> Work item: Identify each line below containing the string "Current" and copy it.

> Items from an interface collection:
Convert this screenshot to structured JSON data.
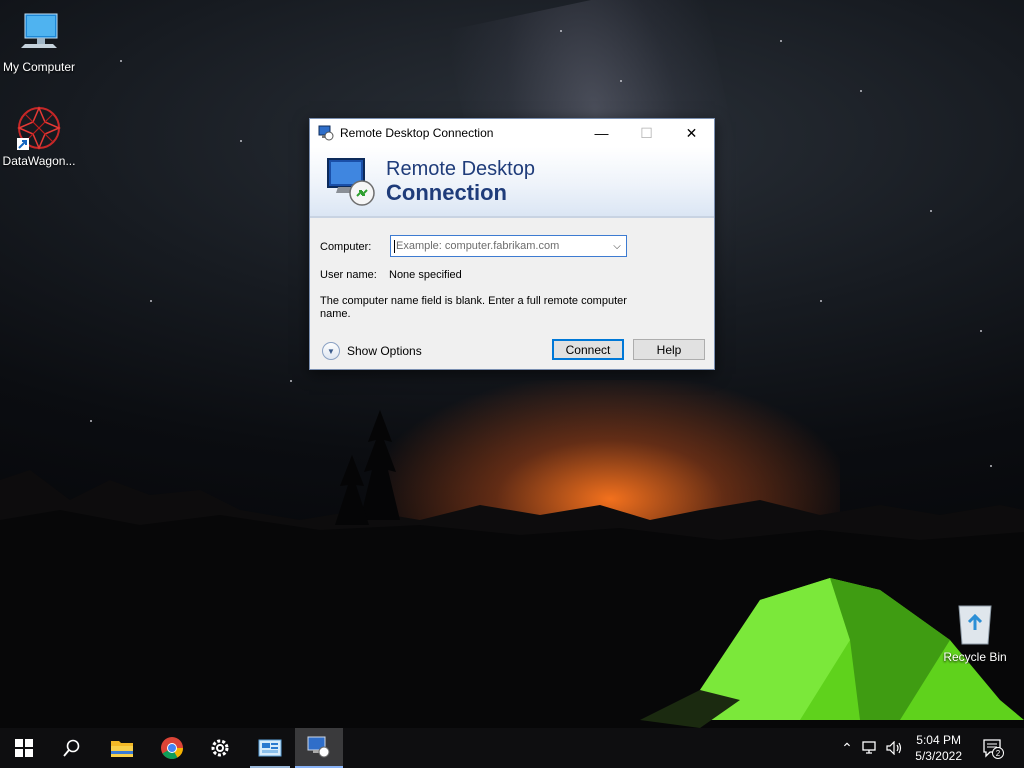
{
  "desktop": {
    "icons": [
      {
        "label": "My Computer",
        "icon": "computer-icon"
      },
      {
        "label": "DataWagon...",
        "icon": "datawagon-shortcut-icon"
      },
      {
        "label": "Recycle Bin",
        "icon": "recycle-bin-icon"
      }
    ]
  },
  "dialog": {
    "title": "Remote Desktop Connection",
    "banner_line1": "Remote Desktop",
    "banner_line2": "Connection",
    "computer_label": "Computer:",
    "computer_placeholder": "Example: computer.fabrikam.com",
    "username_label": "User name:",
    "username_value": "None specified",
    "message": "The computer name field is blank. Enter a full remote computer name.",
    "show_options_label": "Show Options",
    "connect_label": "Connect",
    "help_label": "Help",
    "controls": {
      "minimize": "minimize-icon",
      "maximize": "maximize-icon",
      "close": "close-icon"
    }
  },
  "taskbar": {
    "items": [
      "start-icon",
      "search-icon",
      "file-explorer-icon",
      "chrome-icon",
      "settings-icon",
      "server-manager-icon",
      "remote-desktop-icon"
    ],
    "time": "5:04 PM",
    "date": "5/3/2022",
    "notification_count": "2"
  },
  "colors": {
    "accent": "#0078d7",
    "banner_text": "#1f3c7a",
    "taskbar": "#0e0e10"
  }
}
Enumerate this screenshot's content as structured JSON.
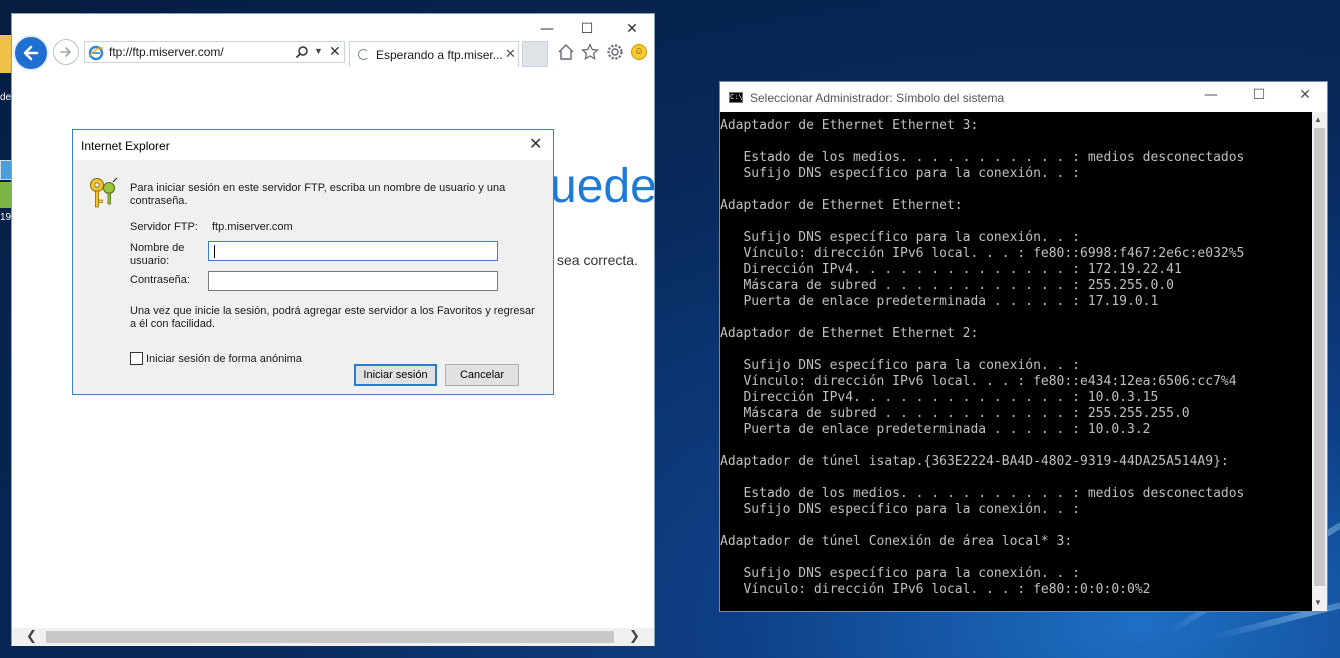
{
  "desktop": {
    "label_top": "de",
    "label_bottom": "19"
  },
  "ie": {
    "caption": {
      "minimize": "—",
      "maximize": "☐",
      "close": "✕"
    },
    "address": "ftp://ftp.miserver.com/",
    "tab_title": "Esperando a ftp.miser...",
    "tab_close": "✕",
    "address_clear": "✕",
    "page_heading_fragment": "uede",
    "page_text_fragment": "sea correcta.",
    "scroll_left": "❮",
    "scroll_right": "❯",
    "icons": [
      "back-arrow-icon",
      "forward-arrow-icon",
      "ie-logo-icon",
      "search-icon",
      "home-icon",
      "favorites-star-icon",
      "settings-gear-icon",
      "feedback-smiley-icon"
    ]
  },
  "dialog": {
    "title": "Internet Explorer",
    "close": "✕",
    "message": "Para iniciar sesión en este servidor FTP, escriba un nombre de usuario y una contraseña.",
    "server_label": "Servidor FTP:",
    "server_value": "ftp.miserver.com",
    "username_label": "Nombre de usuario:",
    "username_value": "",
    "password_label": "Contraseña:",
    "password_value": "",
    "info": "Una vez que inicie la sesión, podrá agregar este servidor a los Favoritos y regresar a él con facilidad.",
    "anonymous_label": "Iniciar sesión de forma anónima",
    "anonymous_checked": false,
    "login_button": "Iniciar sesión",
    "cancel_button": "Cancelar",
    "icon": "keys-icon"
  },
  "cmd": {
    "title": "Seleccionar Administrador: Símbolo del sistema",
    "caption": {
      "minimize": "—",
      "maximize": "☐",
      "close": "✕"
    },
    "lines": [
      "Adaptador de Ethernet Ethernet 3:",
      "",
      "   Estado de los medios. . . . . . . . . . . : medios desconectados",
      "   Sufijo DNS específico para la conexión. . :",
      "",
      "Adaptador de Ethernet Ethernet:",
      "",
      "   Sufijo DNS específico para la conexión. . :",
      "   Vínculo: dirección IPv6 local. . . : fe80::6998:f467:2e6c:e032%5",
      "   Dirección IPv4. . . . . . . . . . . . . . : 172.19.22.41",
      "   Máscara de subred . . . . . . . . . . . . : 255.255.0.0",
      "   Puerta de enlace predeterminada . . . . . : 17.19.0.1",
      "",
      "Adaptador de Ethernet Ethernet 2:",
      "",
      "   Sufijo DNS específico para la conexión. . :",
      "   Vínculo: dirección IPv6 local. . . : fe80::e434:12ea:6506:cc7%4",
      "   Dirección IPv4. . . . . . . . . . . . . . : 10.0.3.15",
      "   Máscara de subred . . . . . . . . . . . . : 255.255.255.0",
      "   Puerta de enlace predeterminada . . . . . : 10.0.3.2",
      "",
      "Adaptador de túnel isatap.{363E2224-BA4D-4802-9319-44DA25A514A9}:",
      "",
      "   Estado de los medios. . . . . . . . . . . : medios desconectados",
      "   Sufijo DNS específico para la conexión. . :",
      "",
      "Adaptador de túnel Conexión de área local* 3:",
      "",
      "   Sufijo DNS específico para la conexión. . :",
      "   Vínculo: dirección IPv6 local. . . : fe80::0:0:0:0%2"
    ]
  }
}
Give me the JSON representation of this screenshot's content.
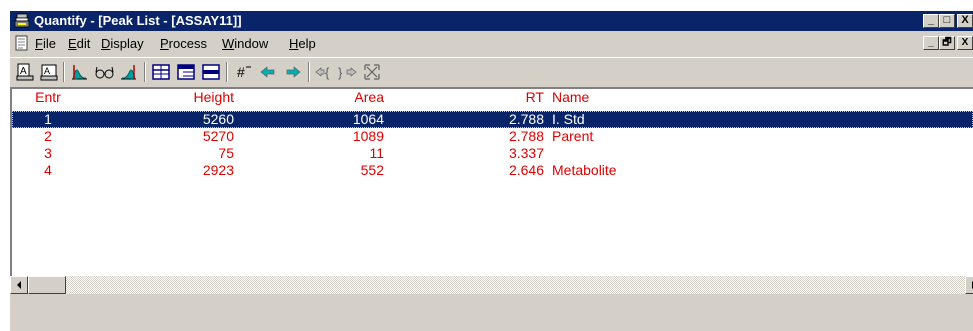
{
  "window": {
    "title": "Quantify - [Peak List - [ASSAY11]]",
    "caption_buttons": [
      "_",
      "□",
      "X"
    ]
  },
  "menu": {
    "items": [
      {
        "label": "File",
        "hotkey": "F"
      },
      {
        "label": "Edit",
        "hotkey": "E"
      },
      {
        "label": "Display",
        "hotkey": "D"
      },
      {
        "label": "Process",
        "hotkey": "P"
      },
      {
        "label": "Window",
        "hotkey": "W"
      },
      {
        "label": "Help",
        "hotkey": "H"
      }
    ],
    "mdi_buttons": [
      "_",
      "🗗",
      "X"
    ]
  },
  "toolbar": {
    "icons": [
      "print-icon",
      "print-preview-icon",
      "peak-left-icon",
      "glasses-icon",
      "peak-right-icon",
      "table-grid-icon",
      "list-view-icon",
      "row-view-icon",
      "hash-icon",
      "arrow-left-icon",
      "arrow-right-icon",
      "expand-icon",
      "collapse-icon",
      "fit-window-icon"
    ]
  },
  "table": {
    "columns": [
      "Entr",
      "Height",
      "Area",
      "RT",
      "Name"
    ],
    "rows": [
      {
        "entr": "1",
        "height": "5260",
        "area": "1064",
        "rt": "2.788",
        "name": "I. Std",
        "selected": true
      },
      {
        "entr": "2",
        "height": "5270",
        "area": "1089",
        "rt": "2.788",
        "name": "Parent",
        "selected": false
      },
      {
        "entr": "3",
        "height": "75",
        "area": "11",
        "rt": "3.337",
        "name": "",
        "selected": false
      },
      {
        "entr": "4",
        "height": "2923",
        "area": "552",
        "rt": "2.646",
        "name": "Metabolite",
        "selected": false
      }
    ]
  },
  "colors": {
    "titlebar": "#0a246a",
    "text_red": "#e00000",
    "selection": "#0a246a",
    "face": "#d4d0c8"
  }
}
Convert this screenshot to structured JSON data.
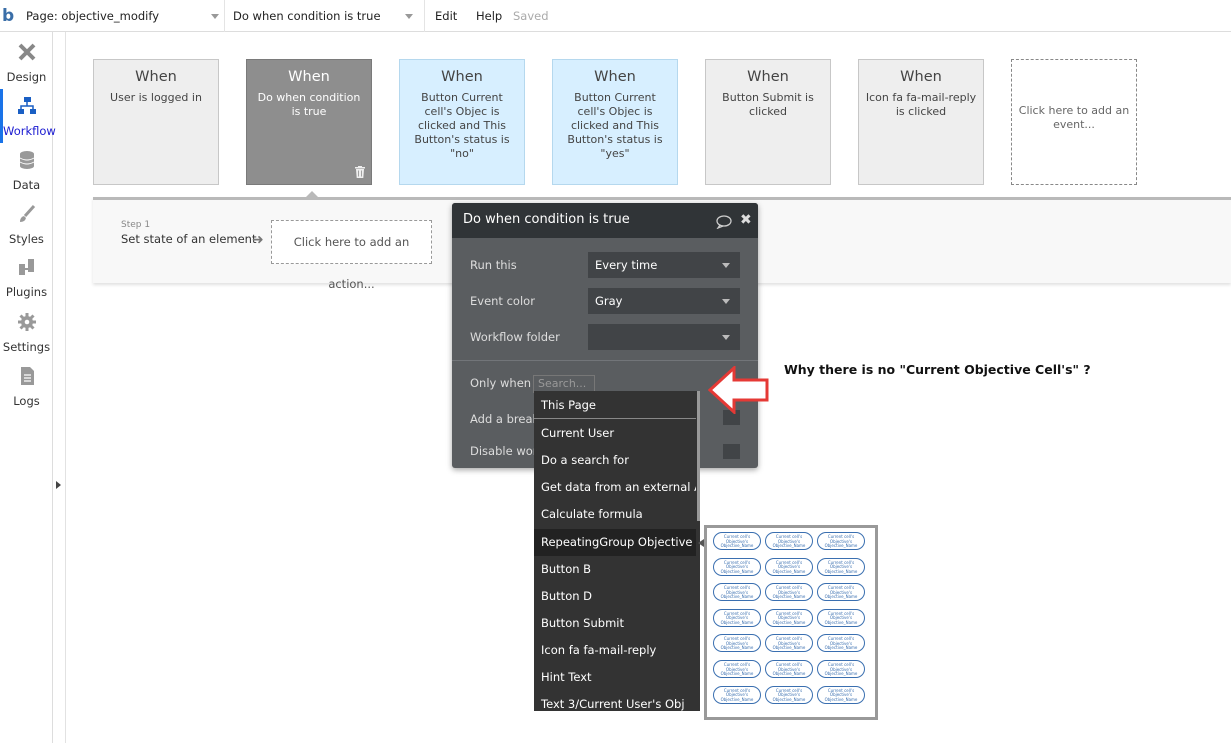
{
  "topbar": {
    "logo": "b",
    "page_select": "Page: objective_modify",
    "event_select": "Do when condition is true",
    "edit": "Edit",
    "help": "Help",
    "saved": "Saved"
  },
  "sidebar": {
    "items": [
      {
        "label": "Design",
        "icon": "design-icon"
      },
      {
        "label": "Workflow",
        "icon": "workflow-icon"
      },
      {
        "label": "Data",
        "icon": "data-icon"
      },
      {
        "label": "Styles",
        "icon": "styles-icon"
      },
      {
        "label": "Plugins",
        "icon": "plugins-icon"
      },
      {
        "label": "Settings",
        "icon": "settings-icon"
      },
      {
        "label": "Logs",
        "icon": "logs-icon"
      }
    ],
    "active": "Workflow"
  },
  "events": [
    {
      "when": "When",
      "desc": "User is logged in",
      "style": "default"
    },
    {
      "when": "When",
      "desc": "Do when condition is true",
      "style": "gray"
    },
    {
      "when": "When",
      "desc": "Button Current cell's Objec is clicked and This Button's status is \"no\"",
      "style": "blue"
    },
    {
      "when": "When",
      "desc": "Button Current cell's Objec is clicked and This Button's status is \"yes\"",
      "style": "blue"
    },
    {
      "when": "When",
      "desc": "Button Submit is clicked",
      "style": "default"
    },
    {
      "when": "When",
      "desc": "Icon fa fa-mail-reply is clicked",
      "style": "default"
    },
    {
      "when": "",
      "desc": "Click here to add an event...",
      "style": "add"
    }
  ],
  "step": {
    "number": "Step 1",
    "label": "Set state of an element",
    "add_action": "Click here to add an action..."
  },
  "editor": {
    "title": "Do when condition is true",
    "run_this_label": "Run this",
    "run_this_value": "Every time",
    "event_color_label": "Event color",
    "event_color_value": "Gray",
    "workflow_folder_label": "Workflow folder",
    "workflow_folder_value": "",
    "only_when_label": "Only when",
    "search_placeholder": "Search...",
    "breakpoint_label": "Add a breakp",
    "disable_label": "Disable work"
  },
  "dropdown": {
    "items": [
      "This Page",
      "Current User",
      "Do a search for",
      "Get data from an external API",
      "Calculate formula",
      "RepeatingGroup Objective",
      "Button B",
      "Button D",
      "Button Submit",
      "Icon fa fa-mail-reply",
      "Hint Text",
      "Text 3/Current User's Obj"
    ],
    "selected": "RepeatingGroup Objective"
  },
  "preview": {
    "cell_text": "Current cell's Objective's Objective_Name"
  },
  "annotation": {
    "question": "Why there is no \"Current Objective Cell's\" ?",
    "arrow_color": "#e53935"
  },
  "colors": {
    "accent": "#1a73e8",
    "card_gray": "#8e8e8e",
    "card_blue": "#d7efff",
    "editor_bg": "#5a5d60",
    "editor_head": "#303437"
  }
}
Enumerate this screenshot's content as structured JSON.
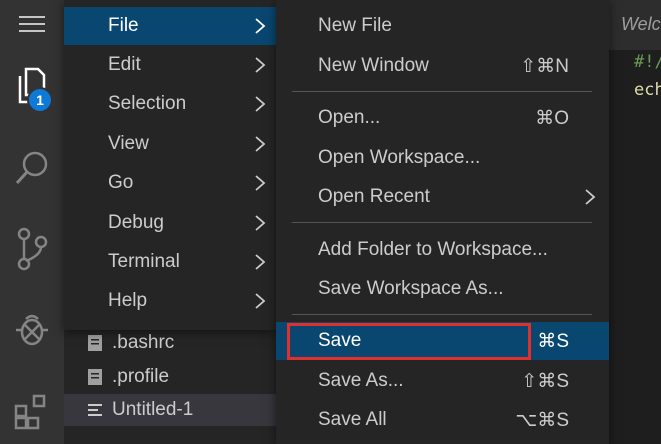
{
  "colors": {
    "activity_bar": "#333333",
    "menu_bg": "#252526",
    "selection": "#094771",
    "badge": "#0e79d6",
    "highlight_border": "#e0302b"
  },
  "activity_bar": {
    "items": [
      {
        "icon": "hamburger-menu-icon"
      },
      {
        "icon": "explorer-files-icon",
        "badge": "1"
      },
      {
        "icon": "search-icon"
      },
      {
        "icon": "source-control-icon"
      },
      {
        "icon": "debug-icon"
      },
      {
        "icon": "extensions-icon"
      }
    ]
  },
  "menubar": {
    "items": [
      {
        "label": "File",
        "active": true
      },
      {
        "label": "Edit"
      },
      {
        "label": "Selection"
      },
      {
        "label": "View"
      },
      {
        "label": "Go"
      },
      {
        "label": "Debug"
      },
      {
        "label": "Terminal"
      },
      {
        "label": "Help"
      }
    ]
  },
  "file_menu": {
    "items": [
      {
        "label": "New File",
        "shortcut": ""
      },
      {
        "label": "New Window",
        "shortcut": "⇧⌘N"
      },
      {
        "label": "Open...",
        "shortcut": "⌘O"
      },
      {
        "label": "Open Workspace...",
        "shortcut": ""
      },
      {
        "label": "Open Recent",
        "shortcut": ""
      },
      {
        "label": "Add Folder to Workspace...",
        "shortcut": ""
      },
      {
        "label": "Save Workspace As...",
        "shortcut": ""
      },
      {
        "label": "Save",
        "shortcut": "⌘S",
        "active": true
      },
      {
        "label": "Save As...",
        "shortcut": "⇧⌘S"
      },
      {
        "label": "Save All",
        "shortcut": "⌥⌘S"
      }
    ]
  },
  "explorer": {
    "files": [
      {
        "name": ".bashrc"
      },
      {
        "name": ".profile"
      },
      {
        "name": "Untitled-1",
        "selected": true
      }
    ]
  },
  "editor": {
    "tab_label": "Welcome",
    "code_lines": [
      "#!/",
      "ech"
    ]
  }
}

> Task output:
      "desc": "Button Current cell's Objec is clicked and This Button's status is \"no\"",
      "desc": "Button Current cell's Objec is clicked and This Button's status is \"yes\"",
      "Current User",
      "Text 3/Current User's Obj"
    "cell_text": "Current cell's Objective's Objective_Name"
    "question": "Why there is no \"Current Objective Cell's\" ?",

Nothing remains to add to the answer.